A few years later, several of my friends moved on to the Nintendo NES. But not me. I was a die-hard Colecovision guy. And, if I may be so bold to type this, I think I still am.

Why? For starters, I still have my system. And I still have nostalgic feelings associated with the many, many marathon sessions of playing games on it.

I felt compelled to write this because the Colecovision was one of the many items I brought back with me from my parents’ place in July. It’s still in great shape, being tucked away in my old closet for the better part of 30 years. After blowing out the dust and wiping the unit down with a few Clorox wipes, the Colecovision was ready to party like it was 1982.

But would it work? And if it did, would it work on a modern flat screen TV?

I lost the game switcher A/B box for this thing years ago. But all was not lost. For about $6.25, I was able to pick up an RF TV adapter from Amazon.

With it, I would be able to connect the Colecovision up to our Samsung flatscreen TV.

Installation was a breeze: just attach the RF adapter to the Colecovision’s TV input cable and plug it into the coax input on the back of the TV.

Now, the moment of truth was at hand. I popped in the Donkey Kong cartridge, dutifully set the Samsung TV to Channel 3 and flipped the Colecovision’s ON/OFF switch.

Within milliseconds I was staring at the familiar Colecovision intro screen. Despite the slight grain on the screen due to the age of the machine, I was happy. My Colecovision lived again!

I held the familiar Coleco game controller in my hand, just like the old days.

Right off the bat, there were calibration problems with the controller; it would automatically move the character to the right – regardless of my input. The jump buttons were mushy, triggering on every second or third attempt.

I powered the unit down and dismantled the controller, hoping to clean and fix the problem. Cleaning the controller did not help. After reassembly, the problem continued. The second Colecovision game controller had a similar issue.

After a few more attempts, I gave up. The nostalgia I had for my Colecovision was replaced by the cold, bitter reality that I may never get to play my favorite classic video games again. After all, there are no new Colecovision controllers to be had, and without controllers – well, what’s the point? I quietly packed the unit back up and wistfully placed it back in my closet. Perhaps, it was never meant to be…

And then I remembered I had a Raspberry Pi…

(to be continued…)


These beautiful and intelligent people wrote

  • qka
    July 27, 2017 at 12:38 pm

    Problems with BOTH controllers?

    I might suspect either

    1) The ColecoVision unit itself, or
    2) the digital TV setup.

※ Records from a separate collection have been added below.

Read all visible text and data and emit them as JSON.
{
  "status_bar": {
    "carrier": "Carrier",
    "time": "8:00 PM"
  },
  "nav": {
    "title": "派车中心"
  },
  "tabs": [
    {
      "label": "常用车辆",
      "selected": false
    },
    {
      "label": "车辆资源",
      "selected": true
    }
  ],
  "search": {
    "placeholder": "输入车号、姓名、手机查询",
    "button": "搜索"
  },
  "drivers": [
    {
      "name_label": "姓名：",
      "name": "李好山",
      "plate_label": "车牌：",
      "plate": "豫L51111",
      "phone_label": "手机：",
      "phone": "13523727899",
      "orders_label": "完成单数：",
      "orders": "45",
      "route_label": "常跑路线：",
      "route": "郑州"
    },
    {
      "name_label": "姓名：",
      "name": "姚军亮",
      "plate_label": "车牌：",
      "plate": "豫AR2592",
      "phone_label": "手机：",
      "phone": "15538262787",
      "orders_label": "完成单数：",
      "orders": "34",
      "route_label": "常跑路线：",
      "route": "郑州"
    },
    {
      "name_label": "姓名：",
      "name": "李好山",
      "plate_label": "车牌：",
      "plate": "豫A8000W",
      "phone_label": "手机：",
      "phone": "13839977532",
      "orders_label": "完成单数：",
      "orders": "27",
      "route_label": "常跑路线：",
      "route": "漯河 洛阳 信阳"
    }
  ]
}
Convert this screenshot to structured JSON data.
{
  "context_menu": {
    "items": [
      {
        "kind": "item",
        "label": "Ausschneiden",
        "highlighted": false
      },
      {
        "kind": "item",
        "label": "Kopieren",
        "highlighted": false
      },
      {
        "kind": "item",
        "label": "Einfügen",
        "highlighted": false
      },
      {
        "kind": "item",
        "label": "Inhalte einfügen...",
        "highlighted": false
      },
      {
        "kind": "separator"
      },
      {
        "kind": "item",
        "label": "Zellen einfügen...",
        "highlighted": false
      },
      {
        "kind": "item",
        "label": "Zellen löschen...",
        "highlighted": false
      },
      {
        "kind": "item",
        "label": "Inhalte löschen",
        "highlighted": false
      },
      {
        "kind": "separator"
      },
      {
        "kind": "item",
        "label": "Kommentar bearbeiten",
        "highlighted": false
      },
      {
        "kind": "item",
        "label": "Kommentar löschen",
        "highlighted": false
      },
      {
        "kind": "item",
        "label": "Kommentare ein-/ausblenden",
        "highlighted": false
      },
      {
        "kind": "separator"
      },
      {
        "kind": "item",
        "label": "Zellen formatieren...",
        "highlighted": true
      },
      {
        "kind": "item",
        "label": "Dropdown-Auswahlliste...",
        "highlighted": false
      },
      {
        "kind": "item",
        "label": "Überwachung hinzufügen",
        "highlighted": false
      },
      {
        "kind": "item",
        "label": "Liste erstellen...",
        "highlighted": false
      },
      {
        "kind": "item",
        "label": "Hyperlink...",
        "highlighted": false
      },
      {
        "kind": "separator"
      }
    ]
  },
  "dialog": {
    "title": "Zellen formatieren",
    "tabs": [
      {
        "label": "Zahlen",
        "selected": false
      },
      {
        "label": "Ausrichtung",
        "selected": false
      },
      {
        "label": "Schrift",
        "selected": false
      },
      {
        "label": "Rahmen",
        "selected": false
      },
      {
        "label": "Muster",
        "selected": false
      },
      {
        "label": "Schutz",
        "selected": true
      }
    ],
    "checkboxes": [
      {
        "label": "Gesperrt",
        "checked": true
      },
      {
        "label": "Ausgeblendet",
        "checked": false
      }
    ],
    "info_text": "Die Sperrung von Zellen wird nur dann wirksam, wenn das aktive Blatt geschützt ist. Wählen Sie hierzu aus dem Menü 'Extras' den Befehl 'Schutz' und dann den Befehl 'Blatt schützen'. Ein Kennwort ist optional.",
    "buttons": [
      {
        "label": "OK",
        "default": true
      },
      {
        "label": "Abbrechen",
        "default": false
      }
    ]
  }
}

    You might pick up an old school analog TV at a garage sale, or even for free from someone looking for anyone to take it off their hands. (And truth be told, that’s what I’m still using – I don’t watch enough TV to make it worth upgrading. So they’re out there.)

    The unit itself will be harder to resolve. But I think that’s why there will be Part II/

    • Krishna
      July 28, 2017 at 8:14 am

      That’s a possibility. If the problem is with the unit itself then it’s probably beyond me to apply a fix. I remember having problems with the original controllers and upgraded to a different joystick (WICO) a few years after first buying my Coleco. Sadly, the WICO joystick had problems as well (worn contacts).